The company settled fraud claims filed last year by Iowa novelist David Morrell, who created Rambo in his novel “First Blood,” but additional fraud allegations are being pressed by a Canadian film firm and an investor in a limited partnership, First Blood Associates.
Morrell, who said in a recent telephone interview that he is now happy with his settlement, previously had accused the company of falsely charging hundreds of thousands of dollars in expenses against the film’s income.
“That was a real commercial suit,” Hoffman says, and even though the company felt that it had a good defense, “it was settled.”
A pending case against Carolco, brought by Stephen J. Cannell Productions--a Canadian firm with offices here, accuses Carolco and five related firms of violating a 1985 oral contract under which Cannell was to be the “exclusive agent” for licensing merchandise based on the characters in the second Rambo movie.
The suit, which seeks $50 million in punitive damages in addition to $15 million in compensatory damages, alleges that Carolco breached the contract by licensing certain foreign merchandising rights to Coleco Industries. Carolco acknowledges the existence of an oral contract but claims that no damages are due.
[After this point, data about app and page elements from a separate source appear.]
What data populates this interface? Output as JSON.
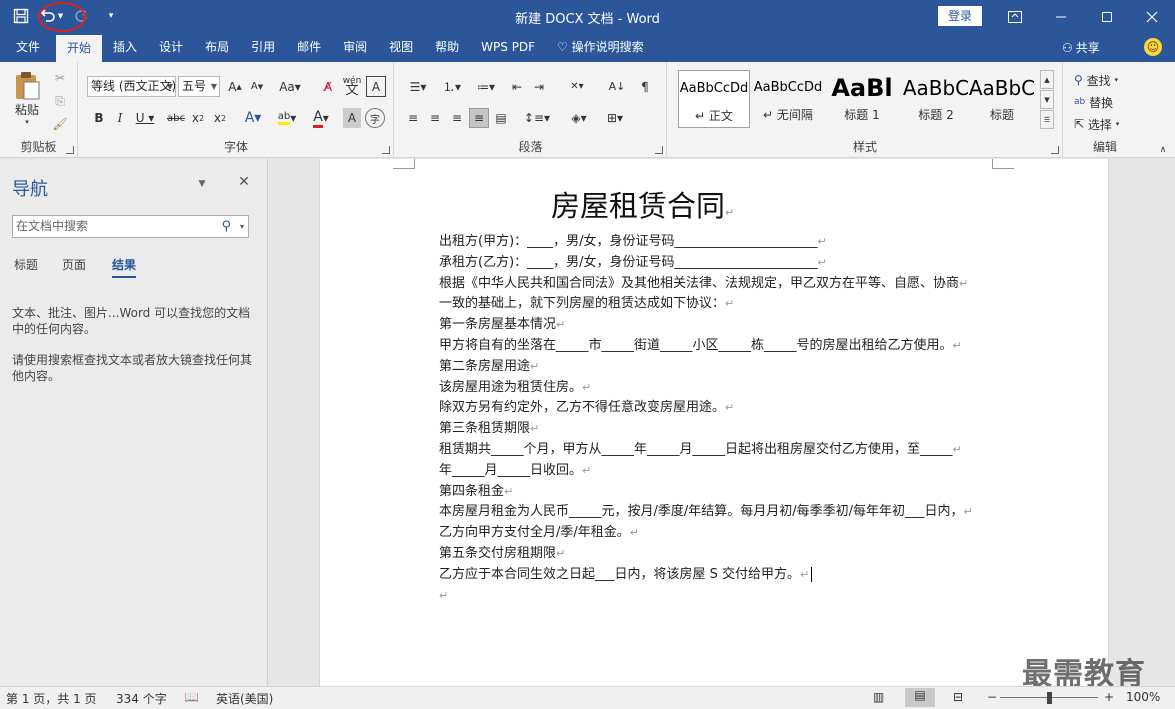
{
  "app": {
    "title": "新建 DOCX 文档  -  Word",
    "login_label": "登录",
    "share_label": "共享"
  },
  "tabs": [
    "文件",
    "开始",
    "插入",
    "设计",
    "布局",
    "引用",
    "邮件",
    "审阅",
    "视图",
    "帮助",
    "WPS PDF"
  ],
  "tell_me": "操作说明搜索",
  "ribbon": {
    "clipboard": {
      "paste": "粘贴",
      "label": "剪贴板"
    },
    "font": {
      "name": "等线 (西文正文)",
      "size": "五号",
      "label": "字体"
    },
    "paragraph": {
      "label": "段落"
    },
    "styles": {
      "label": "样式",
      "items": [
        {
          "preview": "AaBbCcDd",
          "name": "正文"
        },
        {
          "preview": "AaBbCcDd",
          "name": "无间隔"
        },
        {
          "preview": "AaBl",
          "name": "标题 1"
        },
        {
          "preview": "AaBbC",
          "name": "标题 2"
        },
        {
          "preview": "AaBbC",
          "name": "标题"
        }
      ]
    },
    "editing": {
      "find": "查找",
      "replace": "替换",
      "select": "选择",
      "label": "编辑"
    }
  },
  "nav": {
    "title": "导航",
    "search_placeholder": "在文档中搜索",
    "tabs": [
      "标题",
      "页面",
      "结果"
    ],
    "text1": "文本、批注、图片...Word 可以查找您的文档中的任何内容。",
    "text2": "请使用搜索框查找文本或者放大镜查找任何其他内容。"
  },
  "document": {
    "title": "房屋租赁合同",
    "lines": [
      "出租方(甲方)：____，男/女，身份证号码______________________",
      "承租方(乙方)：____，男/女，身份证号码______________________",
      "根据《中华人民共和国合同法》及其他相关法律、法规规定，甲乙双方在平等、自愿、协商",
      "一致的基础上，就下列房屋的租赁达成如下协议：",
      "第一条房屋基本情况",
      "甲方将自有的坐落在_____市_____街道_____小区_____栋_____号的房屋出租给乙方使用。",
      "第二条房屋用途",
      "该房屋用途为租赁住房。",
      "除双方另有约定外，乙方不得任意改变房屋用途。",
      "第三条租赁期限",
      "租赁期共_____个月，甲方从_____年_____月_____日起将出租房屋交付乙方使用，至_____",
      "年_____月_____日收回。",
      "第四条租金",
      "本房屋月租金为人民币_____元，按月/季度/年结算。每月月初/每季季初/每年年初___日内，",
      "乙方向甲方支付全月/季/年租金。",
      "第五条交付房租期限",
      "乙方应于本合同生效之日起___日内，将该房屋 S 交付给甲方。",
      ""
    ]
  },
  "status": {
    "page": "第 1 页，共 1 页",
    "words": "334 个字",
    "language": "英语(美国)",
    "zoom": "100%"
  },
  "watermark": "最需教育",
  "colors": {
    "brand": "#2b579a",
    "annotation": "#e02020"
  }
}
Another pending, Rambo-related suit is a class action filed last November in New York by Stanley B. Block as a limited partner in First Blood Associates. The suit said the partnership and its general partner offered to investors 28 limited partnership units at $200,000 each.
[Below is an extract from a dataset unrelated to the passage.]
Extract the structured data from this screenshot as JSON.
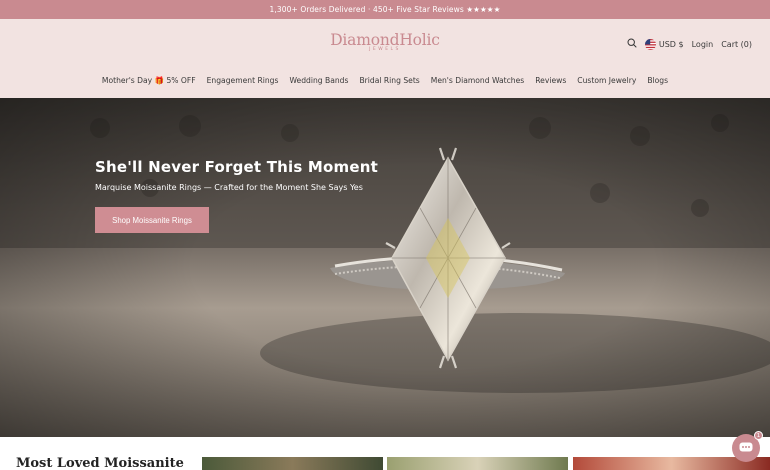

In September, 1982, the partnership acquired title to the movie “First Blood” from Anabasis Investments N.V. However, it alleges, Vajna and Kassar retained “actual de facto control” through Anabasis, a predecessor of Carolco Pictures.
The suit said the partners were to get a share of the net profits of the picture but had not received any distributions.
Carolco Pictures said it was not a party to the partnership deal. It added that it has no financial exposure to the lawsuit because it has been indemnified from damages by the general partner.
Even though his company did not sell the limited partnerships, Hoffman said the investors stood to get “a very nice after-tax rate of return if only a certain minimum guaranteed level of return is reached. . . . That’s a legitimate tax shelter as far as I’m concerned.”
Carolco countersued Block and his attorney, Howard B. Sirota, in Los Angeles County Superior Court in March, alleging defamation and abuse of process. The case, which was transferred to the federal courts on Sirota’s motion, accuses the lawyer of trying to get a $500,000 settlement from Carolco by threatening to interfere with its public offering.
“Every company has to deal with this kind of stuff,” Hoffman commented recently. “I think it shows the way we deal with it. . . . We take a sledgehammer and we smash their fingers. That’s how we deal with it.”